Thursday, June 30, 2005

July 4th Parade

My small town is gearing up for it's annual 4th of July Celebration.

A small parade down Main street, which unfortunately will not pass directly in front of our house. We have to walk up about a half block to get good seats. Bummer. I was hoping to be able to setup on our front porth to watch the parade. That would be too Americana for words.

C entered the 4th of July parade last year down in my in-laws small town. She won first prize with her Paul Revere-inspired costume and "yankee-doodle dandied" up bicycle that S made to look like a horse (complete with a painted up cardboard and plaster-of-paris head piece).

This year we'll just be spectators since it'll be our first fourth in our small town. Carnival, games, rides, and contests will take place at the largest park in town a few blocks away as well. C is hoping for a watermelon eating contest.

(Hold on, sarcasm coming) Weather should be nice for it.

Predicted temps will be in the high 90's with humidity in the 75% range due to a series of storms that are due to hit tonight and carry through to Saturday. Swell. Gotta make sure to "Deet'up."

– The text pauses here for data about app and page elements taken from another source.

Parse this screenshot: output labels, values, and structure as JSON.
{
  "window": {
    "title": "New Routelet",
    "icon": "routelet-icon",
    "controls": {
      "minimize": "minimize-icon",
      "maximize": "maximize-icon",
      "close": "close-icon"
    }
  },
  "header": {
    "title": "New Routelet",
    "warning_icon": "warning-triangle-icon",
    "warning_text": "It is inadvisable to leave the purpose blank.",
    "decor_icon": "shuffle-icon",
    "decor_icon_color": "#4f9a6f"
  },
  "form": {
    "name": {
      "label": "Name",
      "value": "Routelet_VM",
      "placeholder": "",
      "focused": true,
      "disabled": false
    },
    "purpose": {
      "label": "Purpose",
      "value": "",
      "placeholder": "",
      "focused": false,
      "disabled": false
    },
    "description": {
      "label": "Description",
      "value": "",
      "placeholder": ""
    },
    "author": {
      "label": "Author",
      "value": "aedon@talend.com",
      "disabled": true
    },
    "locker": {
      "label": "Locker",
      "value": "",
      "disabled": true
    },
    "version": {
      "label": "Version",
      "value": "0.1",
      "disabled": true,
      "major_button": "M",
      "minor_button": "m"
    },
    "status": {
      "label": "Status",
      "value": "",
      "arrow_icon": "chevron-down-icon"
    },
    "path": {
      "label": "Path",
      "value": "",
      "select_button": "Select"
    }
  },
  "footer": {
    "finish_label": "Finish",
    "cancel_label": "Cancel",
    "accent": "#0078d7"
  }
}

To prep the city for the onslaught of visitors from the neighboring communities (25 - 50 people, maybe), the Chamber of Commerce is handing out patriotic bunting for homeowners to decorate the front of their homes with. We had our own, thanks, but if I did partake of this CofC freebie, would I have to return it....washed?

Our inflatable Uncle Sam awaits all comers to our small town festivties.

Whether he can stand up to the wind, rain, and hail of the impending storms, is yet to be seen.

1 comment:

Kenn said...

My first wife was a preacher’s kid living in Liberty, New York. The parsonage, which was next to the church, was also at the foot of a hill that went up to the oldest cemetery in the area. There were graves that went all the way back to before the war of 1812.

Every Memorial Day there was a parade that started on the other side of town, came by the parsonage and then went straight up the hill to the graveyard. There were bands, small floats and the usual collections of veterans from both the World Wars and the recent police action. There were flags, banters, uniforms and pretty girls riding and waving from the back of new convertibles.

There was also a younger brother that had his birthday on Memorial Day. The family told him, for the first years of his life, that the parade that went right by his home was in his honor. They pointed out that he was the only kid in town that had such a glorious celebration on their birthday. He was six years old before he found out the truth.

Doug was a bright kid who graduated from Arizona State with a 4.0 grade average and went on to excel in graduate school. From there he started a career as a psychoanalyst. I’ve always wondered how he turned out, and if he was successful in his career choice.

He was the biggest cynic that I have ever known in my life. I’m not sure that cynicism is a skill that would work very well in therapy. After his sixth birthday he never believed or trusted anything that anybody said to him.